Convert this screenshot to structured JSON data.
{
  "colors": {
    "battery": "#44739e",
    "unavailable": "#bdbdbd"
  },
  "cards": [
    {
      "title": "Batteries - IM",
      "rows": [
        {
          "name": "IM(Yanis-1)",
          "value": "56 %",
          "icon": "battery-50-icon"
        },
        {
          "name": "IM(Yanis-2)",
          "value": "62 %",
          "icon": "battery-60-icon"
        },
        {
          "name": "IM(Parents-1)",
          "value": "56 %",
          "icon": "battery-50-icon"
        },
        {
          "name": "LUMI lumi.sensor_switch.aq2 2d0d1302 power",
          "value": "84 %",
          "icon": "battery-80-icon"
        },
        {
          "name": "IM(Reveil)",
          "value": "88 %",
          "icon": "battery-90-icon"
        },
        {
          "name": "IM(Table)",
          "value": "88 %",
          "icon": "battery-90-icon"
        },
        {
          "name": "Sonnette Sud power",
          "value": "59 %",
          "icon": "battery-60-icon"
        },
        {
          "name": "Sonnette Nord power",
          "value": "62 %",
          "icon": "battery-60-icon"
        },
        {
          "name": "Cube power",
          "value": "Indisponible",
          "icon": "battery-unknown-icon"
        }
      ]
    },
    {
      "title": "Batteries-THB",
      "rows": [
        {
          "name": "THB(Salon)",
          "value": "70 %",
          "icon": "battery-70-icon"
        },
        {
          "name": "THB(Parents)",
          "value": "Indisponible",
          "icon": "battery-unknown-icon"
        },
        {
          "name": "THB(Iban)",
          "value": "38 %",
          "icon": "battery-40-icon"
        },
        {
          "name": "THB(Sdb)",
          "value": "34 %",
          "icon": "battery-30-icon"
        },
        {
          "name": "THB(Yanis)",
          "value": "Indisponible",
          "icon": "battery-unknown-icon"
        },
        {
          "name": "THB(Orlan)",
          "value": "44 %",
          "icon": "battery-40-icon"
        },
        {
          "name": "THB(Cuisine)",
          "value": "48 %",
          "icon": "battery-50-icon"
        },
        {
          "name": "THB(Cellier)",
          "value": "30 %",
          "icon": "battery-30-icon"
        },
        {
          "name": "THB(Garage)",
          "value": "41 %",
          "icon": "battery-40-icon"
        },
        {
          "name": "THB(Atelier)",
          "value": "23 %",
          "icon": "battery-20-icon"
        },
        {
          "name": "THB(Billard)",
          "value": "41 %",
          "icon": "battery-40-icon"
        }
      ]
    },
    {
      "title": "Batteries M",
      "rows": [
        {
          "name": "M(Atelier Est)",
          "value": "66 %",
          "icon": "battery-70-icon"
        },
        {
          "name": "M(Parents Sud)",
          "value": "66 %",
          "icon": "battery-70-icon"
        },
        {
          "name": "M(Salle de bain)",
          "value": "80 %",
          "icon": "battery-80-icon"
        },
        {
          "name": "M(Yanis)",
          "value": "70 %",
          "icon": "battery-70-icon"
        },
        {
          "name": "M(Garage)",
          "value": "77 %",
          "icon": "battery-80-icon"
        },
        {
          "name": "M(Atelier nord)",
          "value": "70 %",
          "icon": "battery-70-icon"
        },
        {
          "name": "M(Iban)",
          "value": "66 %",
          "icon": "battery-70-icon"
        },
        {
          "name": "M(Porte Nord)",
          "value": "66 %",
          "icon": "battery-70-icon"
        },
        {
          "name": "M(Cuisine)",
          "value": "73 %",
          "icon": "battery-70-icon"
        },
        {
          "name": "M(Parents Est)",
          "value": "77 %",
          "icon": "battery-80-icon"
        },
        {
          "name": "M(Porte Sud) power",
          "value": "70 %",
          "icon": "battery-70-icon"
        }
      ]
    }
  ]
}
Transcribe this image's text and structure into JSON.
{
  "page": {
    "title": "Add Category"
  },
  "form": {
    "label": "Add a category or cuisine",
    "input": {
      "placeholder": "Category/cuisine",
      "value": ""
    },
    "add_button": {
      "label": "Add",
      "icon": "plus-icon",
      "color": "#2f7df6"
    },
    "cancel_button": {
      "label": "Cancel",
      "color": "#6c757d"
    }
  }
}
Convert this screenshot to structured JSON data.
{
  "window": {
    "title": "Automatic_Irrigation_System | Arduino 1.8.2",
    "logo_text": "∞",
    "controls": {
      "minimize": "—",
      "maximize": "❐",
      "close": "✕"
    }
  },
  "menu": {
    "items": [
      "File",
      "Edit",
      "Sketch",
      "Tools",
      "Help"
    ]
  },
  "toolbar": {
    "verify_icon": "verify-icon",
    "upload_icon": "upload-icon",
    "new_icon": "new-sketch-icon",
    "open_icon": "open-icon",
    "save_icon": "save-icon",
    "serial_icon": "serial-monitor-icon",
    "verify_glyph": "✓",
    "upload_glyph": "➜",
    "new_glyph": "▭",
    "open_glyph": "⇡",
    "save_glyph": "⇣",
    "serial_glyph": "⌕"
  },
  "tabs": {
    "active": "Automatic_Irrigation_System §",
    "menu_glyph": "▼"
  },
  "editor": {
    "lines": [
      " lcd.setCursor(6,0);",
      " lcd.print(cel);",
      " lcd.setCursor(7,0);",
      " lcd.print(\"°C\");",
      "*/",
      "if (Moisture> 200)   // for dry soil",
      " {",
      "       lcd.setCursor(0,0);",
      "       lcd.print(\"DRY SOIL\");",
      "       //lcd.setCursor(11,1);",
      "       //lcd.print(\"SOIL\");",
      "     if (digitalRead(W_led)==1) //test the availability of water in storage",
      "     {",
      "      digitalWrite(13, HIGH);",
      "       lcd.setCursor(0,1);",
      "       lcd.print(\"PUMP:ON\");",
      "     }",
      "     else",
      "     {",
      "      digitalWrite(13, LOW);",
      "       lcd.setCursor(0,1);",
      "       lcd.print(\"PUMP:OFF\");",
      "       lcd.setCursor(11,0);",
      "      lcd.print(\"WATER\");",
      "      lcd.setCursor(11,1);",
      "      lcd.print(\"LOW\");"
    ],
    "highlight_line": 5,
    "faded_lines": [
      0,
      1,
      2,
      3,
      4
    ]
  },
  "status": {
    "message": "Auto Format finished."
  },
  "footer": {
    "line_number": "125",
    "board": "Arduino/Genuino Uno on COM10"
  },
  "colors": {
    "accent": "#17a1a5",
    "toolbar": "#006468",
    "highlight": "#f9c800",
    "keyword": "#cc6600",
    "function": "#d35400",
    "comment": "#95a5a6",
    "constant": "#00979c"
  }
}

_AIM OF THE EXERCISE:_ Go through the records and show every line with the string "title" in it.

_SOLUTION FOR THIS EXERCISE:_
      "title": "Batteries - IM",
      "title": "Batteries-THB",
      "title": "Batteries M",
    "title": "Add Category"
    "title": "Automatic_Irrigation_System | Arduino 1.8.2",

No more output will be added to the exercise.